Doug Kmiec again, in response to Shannen:
Abortion as an intrinsic evil necessarily governs the public choices of Catholics. I did not, as you note, say anything to the contrary. I do believe, however, that some are missing the point of the Slate essay — which, by the way, had a question mark at the end of its title for a reason. The point was not only to take Senator Obama up on his invitation to get passed the negative, anti-approach that so typifies and blocks meaningful solution to a myriad of problems, but it was also to put a direct challenge to a rather complacent Republican party seemingly marching in oblivious defeat in November.
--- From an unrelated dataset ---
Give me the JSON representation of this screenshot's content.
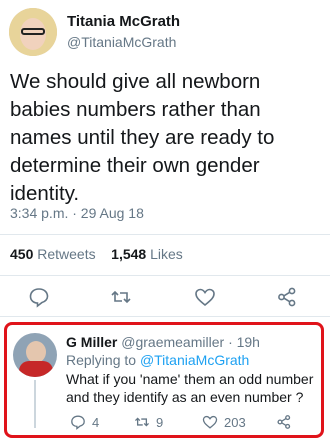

Meaning no dishonor to Senator McCain, he is widely perceived as a candidate of the status quo, rather than of needed cultural and economic and ethical change. If that is so, the Senator’s likely nomination now invites a serious Catholic to actually ask: “how well does the Republic status quo meet the social teaching of the church on topics other than abortion?” The answer, it turns out, is not particularly well, especially when the candidate of the status quo has a military occupation position (“100 years, sure, maybe a 1000″) that is far too flippant for an issue of human life or national security and that is directly contrary to an equally resolute teaching of the Church. So if the primary process takes out a candidate like Governor Romney who had a grasp of the kind of humanitarian rebuilding necessary to stabilize (and not merely occupy) Iraq, who stood for religious liberty in an eloquent and historically-informed way, who had the intelligence to make conservatively-based steps to meet the economic realities facing the working class, middle-income families that came to the Republican party because of President Reagan almost 30 years ago, and most of all, who had a genuine passion and understanding for the significance of family as a cultural building block, there is then a reasoned, rather than ”on the rocker,” basis to evaluate what else is being said, and said very well, by one’s opponents in a national campaign. Now, Governor Romney has loyally endorsed the Senator as a matter of party. He is an honorable man to do so especially given the ill-considered manner in which the Senator acted especially in Florida and at the last Reagan Library debate. The Governor calls upon us as a matter of politics to fall behind Senator McCain. Perhaps, eventually all or most of us who supported the Governor will do so because, as you say, the other vineyard will yield less. Nevertheless, I, for one, will be waiting to hoist my rocker upon that wagon since talk of the wagon-master has been anything but straight, and since, as a matter of faith, there is more to consider than one — albeit overriding — issue, and thus far, what Senator McCain has said or ignored has been troubling or unpersuasive. Republicans should not think Catholics incapable of broader considerations because of the ethical stumbling block that abortion represents. It would be wrong to use one aspect of ethics to defeat ethics.